• [Supplied data]
[Start of Attachment]
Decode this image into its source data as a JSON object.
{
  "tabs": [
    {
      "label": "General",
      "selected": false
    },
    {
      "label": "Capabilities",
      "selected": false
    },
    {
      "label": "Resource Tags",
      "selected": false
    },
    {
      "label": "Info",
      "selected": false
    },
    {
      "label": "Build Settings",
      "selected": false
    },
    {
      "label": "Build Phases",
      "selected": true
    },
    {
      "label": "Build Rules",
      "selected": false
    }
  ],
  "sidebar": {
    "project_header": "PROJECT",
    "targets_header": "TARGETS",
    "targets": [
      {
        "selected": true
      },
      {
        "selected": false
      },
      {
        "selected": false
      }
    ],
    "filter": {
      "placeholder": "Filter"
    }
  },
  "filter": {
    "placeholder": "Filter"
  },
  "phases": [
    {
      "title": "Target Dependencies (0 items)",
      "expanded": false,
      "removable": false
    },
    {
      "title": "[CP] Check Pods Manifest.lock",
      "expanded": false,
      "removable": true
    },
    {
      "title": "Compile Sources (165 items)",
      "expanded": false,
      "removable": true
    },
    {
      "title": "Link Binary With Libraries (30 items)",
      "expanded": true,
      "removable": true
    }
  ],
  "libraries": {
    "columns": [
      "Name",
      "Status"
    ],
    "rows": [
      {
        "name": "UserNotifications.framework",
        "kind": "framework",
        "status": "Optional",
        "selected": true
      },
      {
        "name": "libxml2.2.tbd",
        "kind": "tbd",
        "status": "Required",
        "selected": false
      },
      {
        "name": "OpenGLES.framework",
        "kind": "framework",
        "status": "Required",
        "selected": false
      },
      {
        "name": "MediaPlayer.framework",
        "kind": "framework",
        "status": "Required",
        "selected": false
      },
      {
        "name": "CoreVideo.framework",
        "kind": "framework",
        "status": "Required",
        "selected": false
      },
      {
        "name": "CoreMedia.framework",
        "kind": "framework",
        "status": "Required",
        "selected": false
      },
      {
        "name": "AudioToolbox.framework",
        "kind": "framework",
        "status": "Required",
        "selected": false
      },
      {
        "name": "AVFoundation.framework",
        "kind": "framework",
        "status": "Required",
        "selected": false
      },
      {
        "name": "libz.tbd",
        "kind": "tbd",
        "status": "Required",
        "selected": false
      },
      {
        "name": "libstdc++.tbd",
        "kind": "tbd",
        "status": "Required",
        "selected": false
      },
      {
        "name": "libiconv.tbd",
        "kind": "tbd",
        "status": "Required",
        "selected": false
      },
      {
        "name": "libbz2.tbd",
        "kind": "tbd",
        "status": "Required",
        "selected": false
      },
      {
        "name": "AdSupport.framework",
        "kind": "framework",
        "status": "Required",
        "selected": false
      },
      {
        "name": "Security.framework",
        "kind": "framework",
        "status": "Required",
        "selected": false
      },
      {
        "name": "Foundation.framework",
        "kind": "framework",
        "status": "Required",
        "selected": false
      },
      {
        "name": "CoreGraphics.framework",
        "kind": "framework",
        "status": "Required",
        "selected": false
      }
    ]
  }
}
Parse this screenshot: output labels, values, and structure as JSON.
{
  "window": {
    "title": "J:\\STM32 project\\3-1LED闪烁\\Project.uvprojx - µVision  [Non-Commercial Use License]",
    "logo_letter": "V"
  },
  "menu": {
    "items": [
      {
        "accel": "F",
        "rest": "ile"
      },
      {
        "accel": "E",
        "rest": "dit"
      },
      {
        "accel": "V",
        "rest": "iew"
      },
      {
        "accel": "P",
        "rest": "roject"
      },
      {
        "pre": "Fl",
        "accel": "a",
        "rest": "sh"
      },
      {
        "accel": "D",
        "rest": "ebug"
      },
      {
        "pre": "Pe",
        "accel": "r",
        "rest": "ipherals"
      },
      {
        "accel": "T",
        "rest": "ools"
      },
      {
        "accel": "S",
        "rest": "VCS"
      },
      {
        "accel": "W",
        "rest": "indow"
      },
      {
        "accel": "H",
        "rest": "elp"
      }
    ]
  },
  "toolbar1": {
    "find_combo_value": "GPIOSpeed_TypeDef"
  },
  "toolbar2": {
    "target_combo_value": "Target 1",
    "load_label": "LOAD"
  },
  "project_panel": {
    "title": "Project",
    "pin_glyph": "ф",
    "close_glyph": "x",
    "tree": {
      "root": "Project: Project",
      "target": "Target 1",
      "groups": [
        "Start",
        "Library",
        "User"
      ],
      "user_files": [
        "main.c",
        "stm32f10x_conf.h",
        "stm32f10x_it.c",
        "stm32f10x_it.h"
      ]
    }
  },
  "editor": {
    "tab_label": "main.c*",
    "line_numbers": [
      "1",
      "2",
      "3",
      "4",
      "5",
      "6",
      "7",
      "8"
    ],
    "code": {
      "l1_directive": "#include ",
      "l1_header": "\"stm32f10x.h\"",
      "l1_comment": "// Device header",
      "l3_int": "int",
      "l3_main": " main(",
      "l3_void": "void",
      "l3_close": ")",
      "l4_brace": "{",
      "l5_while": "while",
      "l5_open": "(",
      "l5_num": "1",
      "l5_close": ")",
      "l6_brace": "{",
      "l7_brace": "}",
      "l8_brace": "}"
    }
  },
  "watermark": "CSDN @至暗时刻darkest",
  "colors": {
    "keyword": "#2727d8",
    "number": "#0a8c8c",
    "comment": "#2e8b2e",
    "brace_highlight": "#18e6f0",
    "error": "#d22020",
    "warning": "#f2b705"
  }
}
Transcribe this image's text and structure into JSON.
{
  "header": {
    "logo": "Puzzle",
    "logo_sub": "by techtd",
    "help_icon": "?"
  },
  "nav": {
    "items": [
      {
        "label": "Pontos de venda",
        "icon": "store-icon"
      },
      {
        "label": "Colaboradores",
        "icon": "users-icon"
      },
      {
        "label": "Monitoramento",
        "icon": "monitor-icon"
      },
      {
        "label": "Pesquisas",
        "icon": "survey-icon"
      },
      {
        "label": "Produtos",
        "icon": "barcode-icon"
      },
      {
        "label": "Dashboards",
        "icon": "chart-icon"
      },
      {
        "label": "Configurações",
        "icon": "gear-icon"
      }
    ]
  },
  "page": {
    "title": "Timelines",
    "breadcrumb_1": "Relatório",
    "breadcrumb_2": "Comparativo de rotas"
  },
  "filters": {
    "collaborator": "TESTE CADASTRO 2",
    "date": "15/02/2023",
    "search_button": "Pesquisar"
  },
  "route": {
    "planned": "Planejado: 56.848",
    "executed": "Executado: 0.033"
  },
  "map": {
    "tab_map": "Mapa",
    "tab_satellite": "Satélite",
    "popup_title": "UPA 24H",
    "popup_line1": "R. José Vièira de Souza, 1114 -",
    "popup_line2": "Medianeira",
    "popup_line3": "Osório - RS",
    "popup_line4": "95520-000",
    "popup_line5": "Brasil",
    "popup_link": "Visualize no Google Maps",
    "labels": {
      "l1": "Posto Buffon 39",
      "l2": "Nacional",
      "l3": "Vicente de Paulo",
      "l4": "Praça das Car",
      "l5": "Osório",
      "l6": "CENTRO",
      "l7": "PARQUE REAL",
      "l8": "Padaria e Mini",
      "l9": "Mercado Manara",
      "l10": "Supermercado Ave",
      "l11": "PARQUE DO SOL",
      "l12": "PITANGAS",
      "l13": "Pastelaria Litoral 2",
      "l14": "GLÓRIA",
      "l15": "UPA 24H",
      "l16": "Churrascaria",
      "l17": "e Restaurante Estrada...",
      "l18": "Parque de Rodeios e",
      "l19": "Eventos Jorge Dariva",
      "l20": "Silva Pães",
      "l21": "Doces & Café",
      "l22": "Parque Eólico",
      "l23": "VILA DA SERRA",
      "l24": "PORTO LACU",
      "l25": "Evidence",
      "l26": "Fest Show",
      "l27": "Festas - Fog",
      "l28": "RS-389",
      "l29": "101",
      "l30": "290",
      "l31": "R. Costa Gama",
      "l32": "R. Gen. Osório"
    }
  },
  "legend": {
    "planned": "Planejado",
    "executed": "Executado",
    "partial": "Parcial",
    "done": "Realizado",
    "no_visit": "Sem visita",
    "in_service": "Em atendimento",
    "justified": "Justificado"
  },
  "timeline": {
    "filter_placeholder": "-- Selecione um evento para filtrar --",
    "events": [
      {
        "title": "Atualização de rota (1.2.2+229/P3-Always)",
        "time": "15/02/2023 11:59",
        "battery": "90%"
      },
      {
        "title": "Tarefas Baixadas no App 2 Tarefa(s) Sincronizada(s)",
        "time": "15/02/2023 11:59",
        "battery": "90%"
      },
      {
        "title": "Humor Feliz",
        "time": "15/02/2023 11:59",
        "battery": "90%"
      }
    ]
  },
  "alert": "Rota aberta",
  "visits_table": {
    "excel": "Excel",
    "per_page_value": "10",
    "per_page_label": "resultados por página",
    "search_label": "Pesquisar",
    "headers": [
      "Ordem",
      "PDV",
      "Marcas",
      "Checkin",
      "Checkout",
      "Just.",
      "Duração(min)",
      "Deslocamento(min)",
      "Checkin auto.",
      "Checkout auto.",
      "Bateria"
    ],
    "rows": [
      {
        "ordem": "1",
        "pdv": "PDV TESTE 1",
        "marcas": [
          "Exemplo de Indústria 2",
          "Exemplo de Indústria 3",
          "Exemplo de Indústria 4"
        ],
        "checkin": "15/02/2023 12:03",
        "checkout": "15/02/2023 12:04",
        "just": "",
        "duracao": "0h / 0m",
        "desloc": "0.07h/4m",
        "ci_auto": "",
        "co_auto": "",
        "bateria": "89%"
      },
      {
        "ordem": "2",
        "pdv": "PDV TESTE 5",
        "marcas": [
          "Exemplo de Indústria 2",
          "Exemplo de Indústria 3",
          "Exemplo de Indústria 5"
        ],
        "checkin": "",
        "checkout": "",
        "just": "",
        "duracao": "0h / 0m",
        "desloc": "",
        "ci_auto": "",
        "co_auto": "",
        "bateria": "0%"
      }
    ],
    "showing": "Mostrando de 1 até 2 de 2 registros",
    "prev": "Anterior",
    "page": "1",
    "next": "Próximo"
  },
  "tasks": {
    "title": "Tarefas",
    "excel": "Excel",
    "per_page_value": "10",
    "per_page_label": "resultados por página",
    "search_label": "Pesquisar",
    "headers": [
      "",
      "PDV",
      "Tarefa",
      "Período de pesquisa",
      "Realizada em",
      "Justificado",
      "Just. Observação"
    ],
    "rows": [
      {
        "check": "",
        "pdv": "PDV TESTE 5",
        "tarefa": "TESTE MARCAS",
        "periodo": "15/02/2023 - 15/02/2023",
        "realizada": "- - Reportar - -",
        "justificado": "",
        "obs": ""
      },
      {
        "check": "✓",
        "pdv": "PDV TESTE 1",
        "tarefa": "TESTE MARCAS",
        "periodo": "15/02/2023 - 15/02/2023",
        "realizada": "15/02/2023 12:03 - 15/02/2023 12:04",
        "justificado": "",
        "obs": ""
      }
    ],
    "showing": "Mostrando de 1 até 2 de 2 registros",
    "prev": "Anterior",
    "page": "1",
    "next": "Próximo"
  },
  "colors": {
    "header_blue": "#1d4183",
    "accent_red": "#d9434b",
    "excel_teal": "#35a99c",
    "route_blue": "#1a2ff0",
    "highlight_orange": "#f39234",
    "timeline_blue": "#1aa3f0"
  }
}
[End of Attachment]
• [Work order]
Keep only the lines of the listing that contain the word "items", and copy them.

• [Solution for this problem]
      "title": "Target Dependencies (0 items)",
      "title": "Compile Sources (165 items)",
      "title": "Link Binary With Libraries (30 items)",
    "items": [
    "items": [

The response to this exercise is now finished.